**The task**
If a line in the listing below contains the word "arrow", count it, then please give only the number of such lines.
►
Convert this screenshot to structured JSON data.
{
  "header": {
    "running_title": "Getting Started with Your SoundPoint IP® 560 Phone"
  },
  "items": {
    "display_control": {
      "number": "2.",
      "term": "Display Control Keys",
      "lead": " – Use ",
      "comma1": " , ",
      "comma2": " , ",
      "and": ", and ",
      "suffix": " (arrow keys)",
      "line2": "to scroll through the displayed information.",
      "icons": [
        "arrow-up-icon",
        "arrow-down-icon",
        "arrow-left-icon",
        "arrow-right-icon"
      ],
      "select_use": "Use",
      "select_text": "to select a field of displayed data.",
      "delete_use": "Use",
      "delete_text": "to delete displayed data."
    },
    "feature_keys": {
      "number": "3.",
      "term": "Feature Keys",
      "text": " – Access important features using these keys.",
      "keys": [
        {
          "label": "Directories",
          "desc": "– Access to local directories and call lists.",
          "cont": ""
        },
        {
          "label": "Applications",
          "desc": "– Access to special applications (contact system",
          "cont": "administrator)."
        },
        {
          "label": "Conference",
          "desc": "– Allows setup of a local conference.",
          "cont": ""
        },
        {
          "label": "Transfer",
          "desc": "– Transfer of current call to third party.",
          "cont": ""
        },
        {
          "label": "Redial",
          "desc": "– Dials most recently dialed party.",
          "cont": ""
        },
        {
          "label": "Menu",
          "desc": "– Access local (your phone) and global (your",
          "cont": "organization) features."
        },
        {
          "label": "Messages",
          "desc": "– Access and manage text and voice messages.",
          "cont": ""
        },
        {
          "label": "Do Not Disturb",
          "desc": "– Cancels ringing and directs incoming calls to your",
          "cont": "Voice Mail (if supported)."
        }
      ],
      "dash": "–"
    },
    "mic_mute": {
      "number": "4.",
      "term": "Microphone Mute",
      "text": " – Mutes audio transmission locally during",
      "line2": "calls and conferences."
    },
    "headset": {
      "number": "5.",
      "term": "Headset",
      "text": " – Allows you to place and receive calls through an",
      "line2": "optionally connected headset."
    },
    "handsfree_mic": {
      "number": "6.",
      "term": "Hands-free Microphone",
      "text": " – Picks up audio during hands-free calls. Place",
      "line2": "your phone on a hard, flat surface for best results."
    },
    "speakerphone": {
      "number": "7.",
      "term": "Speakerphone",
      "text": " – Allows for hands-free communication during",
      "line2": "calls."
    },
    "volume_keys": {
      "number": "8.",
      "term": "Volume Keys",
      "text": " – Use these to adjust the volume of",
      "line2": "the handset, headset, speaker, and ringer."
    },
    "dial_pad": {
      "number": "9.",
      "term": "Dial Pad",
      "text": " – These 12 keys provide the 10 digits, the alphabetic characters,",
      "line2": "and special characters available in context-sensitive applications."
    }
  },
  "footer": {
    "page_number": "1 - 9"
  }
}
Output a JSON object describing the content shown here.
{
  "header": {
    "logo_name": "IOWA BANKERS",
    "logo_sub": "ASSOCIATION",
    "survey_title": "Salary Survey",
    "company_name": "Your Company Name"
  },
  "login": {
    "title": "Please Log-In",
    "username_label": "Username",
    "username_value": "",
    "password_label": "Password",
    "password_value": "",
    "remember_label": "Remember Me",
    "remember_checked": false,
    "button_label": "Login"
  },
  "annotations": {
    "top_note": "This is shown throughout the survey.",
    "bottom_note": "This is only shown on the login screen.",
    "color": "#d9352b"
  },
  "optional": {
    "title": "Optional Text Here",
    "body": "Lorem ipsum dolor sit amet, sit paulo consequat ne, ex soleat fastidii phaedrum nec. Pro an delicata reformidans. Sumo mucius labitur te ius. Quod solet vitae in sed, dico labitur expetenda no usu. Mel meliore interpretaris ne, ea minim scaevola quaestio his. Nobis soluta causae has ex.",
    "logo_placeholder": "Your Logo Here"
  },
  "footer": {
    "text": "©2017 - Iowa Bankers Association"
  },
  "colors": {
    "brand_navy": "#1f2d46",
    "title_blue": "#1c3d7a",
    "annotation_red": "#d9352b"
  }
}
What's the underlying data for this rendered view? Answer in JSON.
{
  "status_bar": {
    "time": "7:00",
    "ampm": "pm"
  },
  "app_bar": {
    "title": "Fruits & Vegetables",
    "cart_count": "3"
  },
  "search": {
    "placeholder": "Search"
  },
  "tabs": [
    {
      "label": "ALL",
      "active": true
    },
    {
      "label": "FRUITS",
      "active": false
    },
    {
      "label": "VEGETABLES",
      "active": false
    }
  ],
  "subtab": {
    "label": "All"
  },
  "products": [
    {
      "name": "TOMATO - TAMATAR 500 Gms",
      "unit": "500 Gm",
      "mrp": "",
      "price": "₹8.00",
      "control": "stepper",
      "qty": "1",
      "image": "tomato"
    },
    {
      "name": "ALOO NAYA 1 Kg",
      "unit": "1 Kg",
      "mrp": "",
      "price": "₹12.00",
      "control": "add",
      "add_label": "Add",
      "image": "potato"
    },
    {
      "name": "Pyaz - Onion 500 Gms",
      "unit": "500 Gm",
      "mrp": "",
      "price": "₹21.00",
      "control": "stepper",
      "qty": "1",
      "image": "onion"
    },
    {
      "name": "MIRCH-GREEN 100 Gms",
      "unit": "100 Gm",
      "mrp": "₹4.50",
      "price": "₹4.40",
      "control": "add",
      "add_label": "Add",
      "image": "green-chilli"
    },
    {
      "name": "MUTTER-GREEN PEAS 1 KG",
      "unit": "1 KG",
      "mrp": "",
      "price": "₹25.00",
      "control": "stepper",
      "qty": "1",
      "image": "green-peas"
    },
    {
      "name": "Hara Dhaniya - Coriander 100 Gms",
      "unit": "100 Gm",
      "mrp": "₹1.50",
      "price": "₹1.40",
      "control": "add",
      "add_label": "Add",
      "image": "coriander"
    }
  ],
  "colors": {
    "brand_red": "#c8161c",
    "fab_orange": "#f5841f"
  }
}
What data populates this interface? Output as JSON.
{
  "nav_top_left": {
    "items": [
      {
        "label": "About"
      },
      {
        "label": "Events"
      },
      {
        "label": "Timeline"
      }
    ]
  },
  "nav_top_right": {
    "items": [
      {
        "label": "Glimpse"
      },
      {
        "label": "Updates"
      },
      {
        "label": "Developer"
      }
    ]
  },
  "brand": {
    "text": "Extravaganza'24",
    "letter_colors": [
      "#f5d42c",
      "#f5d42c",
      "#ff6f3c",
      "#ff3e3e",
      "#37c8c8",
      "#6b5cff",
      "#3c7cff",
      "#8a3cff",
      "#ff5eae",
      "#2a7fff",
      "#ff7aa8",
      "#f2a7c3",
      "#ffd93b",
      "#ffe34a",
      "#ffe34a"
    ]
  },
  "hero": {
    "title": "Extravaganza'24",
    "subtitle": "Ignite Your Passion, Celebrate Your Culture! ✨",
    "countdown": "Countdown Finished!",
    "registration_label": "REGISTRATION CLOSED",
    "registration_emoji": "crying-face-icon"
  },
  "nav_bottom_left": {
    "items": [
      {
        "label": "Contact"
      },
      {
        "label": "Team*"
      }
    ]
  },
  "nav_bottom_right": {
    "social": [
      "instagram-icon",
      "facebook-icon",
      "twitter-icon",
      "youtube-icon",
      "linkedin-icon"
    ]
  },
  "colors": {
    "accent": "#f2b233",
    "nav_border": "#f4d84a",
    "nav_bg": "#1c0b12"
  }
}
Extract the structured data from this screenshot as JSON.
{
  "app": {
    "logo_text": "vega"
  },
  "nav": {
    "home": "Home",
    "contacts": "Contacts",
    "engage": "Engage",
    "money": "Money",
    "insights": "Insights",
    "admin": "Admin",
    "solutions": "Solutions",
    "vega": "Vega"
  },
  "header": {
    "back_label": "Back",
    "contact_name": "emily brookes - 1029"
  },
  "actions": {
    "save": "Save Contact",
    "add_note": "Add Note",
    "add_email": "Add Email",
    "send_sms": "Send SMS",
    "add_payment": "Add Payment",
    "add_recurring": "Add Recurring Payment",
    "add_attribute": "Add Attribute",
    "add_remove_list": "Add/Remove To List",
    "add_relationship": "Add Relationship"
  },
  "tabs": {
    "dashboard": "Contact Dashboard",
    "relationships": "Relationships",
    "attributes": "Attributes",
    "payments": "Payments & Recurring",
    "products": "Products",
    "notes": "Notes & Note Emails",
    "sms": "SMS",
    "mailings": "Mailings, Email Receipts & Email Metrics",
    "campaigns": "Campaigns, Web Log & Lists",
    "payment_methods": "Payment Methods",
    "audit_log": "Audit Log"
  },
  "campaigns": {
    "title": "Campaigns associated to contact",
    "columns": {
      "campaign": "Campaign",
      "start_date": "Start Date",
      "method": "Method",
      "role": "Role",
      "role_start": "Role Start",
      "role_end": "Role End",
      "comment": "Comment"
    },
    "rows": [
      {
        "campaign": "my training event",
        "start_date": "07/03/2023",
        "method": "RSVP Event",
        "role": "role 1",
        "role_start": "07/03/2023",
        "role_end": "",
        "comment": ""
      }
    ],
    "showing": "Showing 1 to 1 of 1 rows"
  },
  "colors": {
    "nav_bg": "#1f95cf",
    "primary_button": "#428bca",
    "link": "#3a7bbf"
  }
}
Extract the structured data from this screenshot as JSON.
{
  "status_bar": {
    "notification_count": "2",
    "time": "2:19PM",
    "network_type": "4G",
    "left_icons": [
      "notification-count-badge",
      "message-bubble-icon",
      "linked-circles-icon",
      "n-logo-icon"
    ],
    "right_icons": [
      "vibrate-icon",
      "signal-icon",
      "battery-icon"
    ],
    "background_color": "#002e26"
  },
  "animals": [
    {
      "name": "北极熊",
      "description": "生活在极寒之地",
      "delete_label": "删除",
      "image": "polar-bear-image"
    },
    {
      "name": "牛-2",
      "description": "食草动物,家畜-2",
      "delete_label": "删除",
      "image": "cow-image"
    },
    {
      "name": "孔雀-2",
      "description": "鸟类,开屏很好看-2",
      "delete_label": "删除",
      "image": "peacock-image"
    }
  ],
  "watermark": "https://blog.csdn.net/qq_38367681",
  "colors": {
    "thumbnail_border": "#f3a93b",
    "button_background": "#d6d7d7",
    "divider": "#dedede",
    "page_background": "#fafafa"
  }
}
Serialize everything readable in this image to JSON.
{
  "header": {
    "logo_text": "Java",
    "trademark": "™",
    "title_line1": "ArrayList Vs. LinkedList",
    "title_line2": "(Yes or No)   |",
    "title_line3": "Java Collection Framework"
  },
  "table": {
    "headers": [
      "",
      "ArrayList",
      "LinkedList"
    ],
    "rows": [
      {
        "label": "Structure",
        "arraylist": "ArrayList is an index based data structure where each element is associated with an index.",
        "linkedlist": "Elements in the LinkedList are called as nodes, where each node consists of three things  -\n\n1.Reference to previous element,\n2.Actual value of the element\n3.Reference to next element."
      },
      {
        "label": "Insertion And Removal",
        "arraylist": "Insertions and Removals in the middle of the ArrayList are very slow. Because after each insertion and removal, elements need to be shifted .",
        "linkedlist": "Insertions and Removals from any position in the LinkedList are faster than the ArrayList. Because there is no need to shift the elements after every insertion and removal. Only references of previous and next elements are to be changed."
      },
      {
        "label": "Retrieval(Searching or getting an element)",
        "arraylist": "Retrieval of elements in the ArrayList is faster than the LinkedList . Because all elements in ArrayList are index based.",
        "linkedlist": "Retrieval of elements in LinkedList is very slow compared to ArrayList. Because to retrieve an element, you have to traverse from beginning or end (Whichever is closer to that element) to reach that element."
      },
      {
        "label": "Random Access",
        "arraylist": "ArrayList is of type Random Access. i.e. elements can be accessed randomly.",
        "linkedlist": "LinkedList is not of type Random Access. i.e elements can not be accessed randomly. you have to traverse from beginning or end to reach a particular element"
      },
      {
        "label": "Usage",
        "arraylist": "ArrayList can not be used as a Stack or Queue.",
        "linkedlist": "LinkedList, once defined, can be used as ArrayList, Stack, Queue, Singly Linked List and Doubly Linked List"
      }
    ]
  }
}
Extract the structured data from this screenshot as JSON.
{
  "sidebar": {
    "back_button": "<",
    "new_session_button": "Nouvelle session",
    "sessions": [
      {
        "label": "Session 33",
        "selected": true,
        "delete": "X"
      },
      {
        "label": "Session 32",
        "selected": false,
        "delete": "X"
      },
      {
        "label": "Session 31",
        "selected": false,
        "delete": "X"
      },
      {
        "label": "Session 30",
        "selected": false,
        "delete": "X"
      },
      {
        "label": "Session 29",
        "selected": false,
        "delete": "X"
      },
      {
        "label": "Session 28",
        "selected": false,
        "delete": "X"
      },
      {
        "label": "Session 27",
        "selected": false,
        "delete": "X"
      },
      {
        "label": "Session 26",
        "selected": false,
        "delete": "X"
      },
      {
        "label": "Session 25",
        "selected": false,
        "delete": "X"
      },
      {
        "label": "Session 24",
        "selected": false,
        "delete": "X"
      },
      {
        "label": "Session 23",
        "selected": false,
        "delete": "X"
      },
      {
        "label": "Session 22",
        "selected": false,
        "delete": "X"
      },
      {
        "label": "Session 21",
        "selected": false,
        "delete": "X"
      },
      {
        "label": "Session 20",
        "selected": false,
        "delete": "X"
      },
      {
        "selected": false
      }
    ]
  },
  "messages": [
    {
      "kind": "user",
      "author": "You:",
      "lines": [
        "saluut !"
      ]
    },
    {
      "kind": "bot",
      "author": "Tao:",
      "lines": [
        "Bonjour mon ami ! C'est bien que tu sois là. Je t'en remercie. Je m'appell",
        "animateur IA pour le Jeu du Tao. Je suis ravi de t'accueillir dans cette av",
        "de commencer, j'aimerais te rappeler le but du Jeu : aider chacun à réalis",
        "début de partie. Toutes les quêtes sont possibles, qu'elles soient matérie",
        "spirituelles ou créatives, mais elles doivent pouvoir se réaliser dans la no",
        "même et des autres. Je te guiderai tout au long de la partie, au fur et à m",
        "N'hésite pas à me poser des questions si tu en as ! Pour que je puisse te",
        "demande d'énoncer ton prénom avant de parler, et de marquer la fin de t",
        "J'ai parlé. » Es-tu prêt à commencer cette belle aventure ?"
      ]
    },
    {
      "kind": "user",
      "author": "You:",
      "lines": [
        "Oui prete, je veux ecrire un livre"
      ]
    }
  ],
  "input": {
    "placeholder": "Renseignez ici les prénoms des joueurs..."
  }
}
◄
**Answer**
5